NL(1) User Commands NL(1)


nl - line numbering filter


/usr/bin/nl [-p] [-b [type]] [-d [delim]] [-f [type]]
[-h [type]] [-i [incr]] [-l [num]] [-n [format]]
[-s [sep]] [-w [width]] [-v [startnum]] [file]

/usr/xpg4/bin/nl [-p] [-b type] [-d delim] [-f type]
[-h type] [-i incr] [-l num] [-n format] [-s sep]
[-w width] [-v startnum] [file]


The nl utility reads lines from the named file, or the standard input if
no file is named, and reproduces the lines on the standard output. Lines
are numbered on the left in accordance with the command options in

nl views the text it reads in terms of logical pages. Line numbering is
reset at the start of each logical page. A logical page consists of a
header, a body, and a footer section. Empty sections are valid. Different
line numbering options are independently available for header, body, and
footer. For example, -bt (the default) numbers non-blank lines in the
body section and does not number any lines in the header and footer

The start of logical page sections are signaled by input lines containing
nothing but the following delimiter character(s):

|Line contents | Start Of |
|\:\:\: | header |
|\:\: | body |
|\: | footer |

Unless optioned otherwise, nl assumes the text being read is in a single
logical page body.


Command options may appear in any order and may be intermingled with an
optional file name. Only one file may be named. The specified default is
used when the option is not entered on the command line. /usr/xpg4/bin/nl
options require option arguments. A SPACE character may separate options
from option arguments. /usr/bin/nl options may have option arguments. If
option-arguments of /usr/bin/nl options are not specified, these options
result in the default. The supported options are:

Specifies which logical page body lines are to be numbered.
Recognized types and their meanings are:

number all lines

number all non-empty lines.

no line numbering

number only lines that contain the regular
expression specified in exp. See NOTES below.

Default type for logical page body is t (text lines

Same as -btype except for footer. Default type for logical
page footer is n (no lines numbered).

The two delimiter characters specifying the start of a
logical page section may be changed from the default
characters (\:) to two user-specified characters. If only
one character is entered, the second character remains the
default character (:). No space should appear between the
-d and the delimiter characters. To enter a backslash, use
two backslashes.

Same as -btype except for header. Default type for logical
page header is n (no lines numbered).

incr is the increment value used to number logical page
lines. Default incr is 1.

num is the number of blank lines to be considered as one.
For example, -l2 results in only the second adjacent blank
being numbered (if the appropriate -ha, -ba, and/or -fa
option is set). Default num is 1.

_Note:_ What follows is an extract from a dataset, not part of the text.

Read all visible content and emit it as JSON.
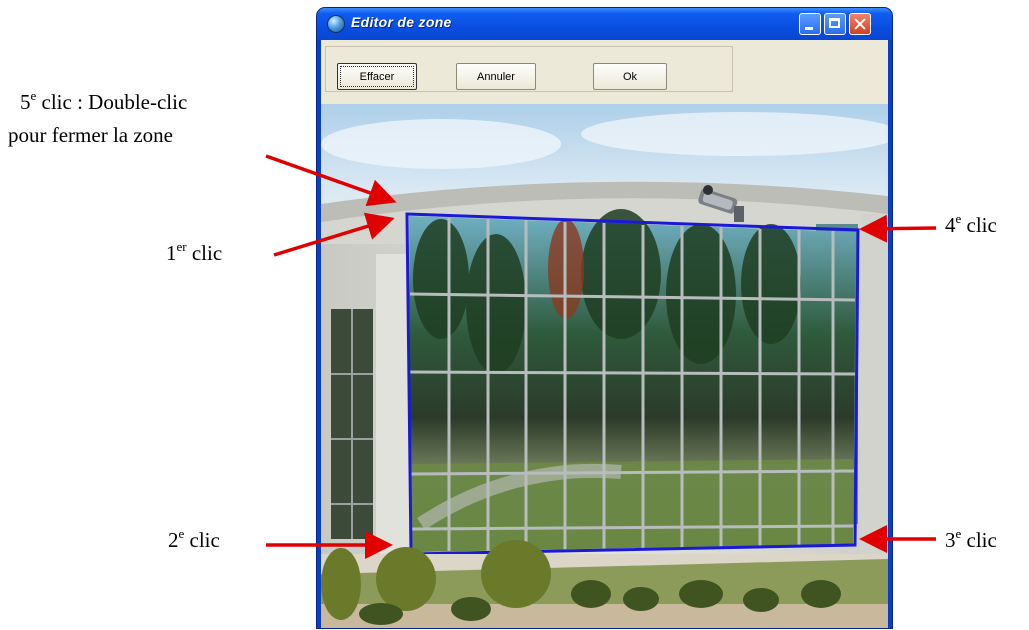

format is the line numbering format. Recognized values are:

left justified, leading zeroes suppressed

right justified, leading zeroes suppressed

right justified, leading zeroes kept

Default format is rn (right justified).

Do not restart numbering at logical page delimiters.

sep is the character(s) used in separating the line number
and the corresponding text line. Default sep is a TAB.

startnum is the initial value used to number logical page
lines. Default startnum is 1.

width is the number of characters to be used for the line
number. Default width is 6.


The following operand is supported:

A path name of a text file to be line-numbered.


Example 1: An example of the nl command

The command:

example% nl -v10 -i10 -d!+ filename1

will cause the first line of the page body to be numbered 10, the second
line of the page body to be numbered 20, the third 30, and so forth. The
logical page delimiters are !+.


See environ(7) for descriptions of the following environment variables
that affect the execution of nl: LANG, LC_ALL, LC_COLLATE, LC_CTYPE,


The following exit values are returned:

Successful completion.

An error occurred.



Collation table generated by localedef


Shared object containing string transformation library routines


See attributes(7) for descriptions of the following attributes:


|Interface Stability | Standard |


pr(1), attributes(7), environ(7), regex(7), regexp(7), standards(7)


Internationalized Regular Expressions are used in the POSIX and "C"
locales. In other locales, Internationalized Regular Expressions are used
if the following two conditions are met:

o /usr/lib/locale/locale/LC_COLLATE/CollTable is present.

o /usr/lib/locale/locale/LC_COLLATE/ is not present.

Otherwise, Simple Regular Expressions are used.

Internationalized Regular Expressions are explained on regex(7). Simple
Regular Expressions are explained on regexp(7).

illumos March 28, 1995 NL(1)